The simplest way to do this is hold on to the ball, preferably a weighted ball. The thought behind this is if your body can slow down say a 2 lb ball, it can certainly slow down itself after it releases a 5 oz object. Also, your body will not let your arm accelerate any faster than your deceleration muscles can slow it down. If you want to increase velocity, start by improving your deceleration muscles (infraspinatus, teres minor, biceps), along with the integrating the rest of the musculature of the back.

Drill: Start in the “early cocking” position where the arm is going to start accelerating forwards, and the lead shoulder is still pointing at the target, front in the position it would be in if you just landed.

Take your arm through your normal  throwing motion at a slow speed. Finish like you would normally finish a pitch, except keep your back foot down. Keeping the back foot down places more of the deceleration on the back. Once you finish your follow through, rewind the motion taking your arm back through the exact path it traveled when going forward. Return to starting position and repeat. I usually start with just a baseball and 2 sets of 6 and work up to using a 21 oz ball and 3 sets of 10 depending on the athlete.

It all goes back to the idea of training the body as 1 unit. There are several other drills that teach us how to utilize a larger section of the body or the entire body during a specific sports movement. I will cover some of the other exercises I use at another time. It is also important to note that mechanics play a major role in the precise timing involved in a skill like pitching. Your back can be really strong and it won’t help at all if your mechanics suck. Try out this exercise and let me know what you think.

Recovery for Pitchers

Posted: November 2, 2012 in General Health
Tags: , ,

I spent last weekend in Houston at Dynamic Sports Training hanging out with Lee Fiocchi. Lee was nice enough to have me down and take some time to impart some knowledge on me. Needless to say, I learned a lot. He also brought up a few basic points that I hadn’t thought of in awhile. Two of these points came up when we were discussing recovery for pitchers. After reading “Condtioning” for Pitchersyou know that lactic acid levels have returned to normal during an outing so flushing the lactic acid from the muscles is not necessary after an outing. It is beneficial to increase blood flow to the muscles that were damaged with micro fractures so more oxygen is delivered to the area which will increase recovery rate. While this helps, I think the two points Lee reminded me of are much more important and definitely less strenuous.

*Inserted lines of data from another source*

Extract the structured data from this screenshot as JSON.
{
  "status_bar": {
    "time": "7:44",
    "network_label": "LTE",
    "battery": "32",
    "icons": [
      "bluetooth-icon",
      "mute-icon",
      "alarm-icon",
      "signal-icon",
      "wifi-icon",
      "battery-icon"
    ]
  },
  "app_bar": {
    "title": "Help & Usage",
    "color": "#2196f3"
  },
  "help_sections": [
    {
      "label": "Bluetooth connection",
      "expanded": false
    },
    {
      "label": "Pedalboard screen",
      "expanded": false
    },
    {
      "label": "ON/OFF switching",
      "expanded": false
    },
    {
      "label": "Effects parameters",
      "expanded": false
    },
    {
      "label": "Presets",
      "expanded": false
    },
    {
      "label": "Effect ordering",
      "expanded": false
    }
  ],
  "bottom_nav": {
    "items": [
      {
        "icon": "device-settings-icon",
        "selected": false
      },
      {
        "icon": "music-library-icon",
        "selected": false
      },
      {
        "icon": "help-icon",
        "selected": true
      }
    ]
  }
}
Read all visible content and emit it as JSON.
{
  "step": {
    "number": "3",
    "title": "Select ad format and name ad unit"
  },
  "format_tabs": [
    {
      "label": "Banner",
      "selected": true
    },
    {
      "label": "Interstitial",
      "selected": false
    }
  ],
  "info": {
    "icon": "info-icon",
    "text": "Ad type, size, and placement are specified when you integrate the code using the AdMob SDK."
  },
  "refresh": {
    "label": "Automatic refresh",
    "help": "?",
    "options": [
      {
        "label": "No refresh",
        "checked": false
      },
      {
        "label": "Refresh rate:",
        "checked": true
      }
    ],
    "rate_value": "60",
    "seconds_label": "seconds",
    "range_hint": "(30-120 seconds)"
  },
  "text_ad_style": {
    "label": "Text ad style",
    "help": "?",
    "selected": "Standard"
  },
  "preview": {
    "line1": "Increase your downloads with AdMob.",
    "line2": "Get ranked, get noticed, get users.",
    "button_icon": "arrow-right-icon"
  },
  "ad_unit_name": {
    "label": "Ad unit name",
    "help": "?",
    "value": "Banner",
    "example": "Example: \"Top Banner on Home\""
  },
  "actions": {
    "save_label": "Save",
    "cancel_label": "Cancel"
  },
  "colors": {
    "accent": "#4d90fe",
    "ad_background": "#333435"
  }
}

1. Proper nutrition/Hydration- As many times as I remember coaches telling me to make sure I ran after I pitched, I don’t ever remember a coach telling to eat afterwards. We stress refueling our bodies after any kind of weight training, but not after an extremely taxing activity like pitching. That doesn’t make sense to me. Follow the same nutritional guidelines listed in the post workout part of the Nutrition section. The protein consumption could be slightly less, but it is still important as your body will need some source of protein to break down to help repair the muscles. Make sure you are drinking the proper amounts after a game as it is hard to properly replace the water during the game. It is suggested that you consume 16 oz of water for every pound you lose during exercise. Pitchers can lose between 5-10 pounds in a start during the summer, so what would mean 80-160 oz of water to return your body to an optimal level. Also, our body is able to break down nutrients more efficiently if we are properly hydrated. Eating and drinking will help maintain or increase your body weight, as well. Most athletes struggle with maintaining weight during season, and for pitchers this can result in a decrease in velocity.

2. Sleep- Sleep is the best time for our bodies to recover both mentally and physically. For any athlete during any time of the year, adequate sleep is important. Obviously this is amplified in season. So going out the night after you pitch or after a game is not ideal because you are pushing back your recovery time severely.

Try these two tips out and see if you notice a difference over the next few days after you pitch. Thanks again to Lee for the hospitality. Check out his website and blog for more information on how he does things at Dynamic Sports Training.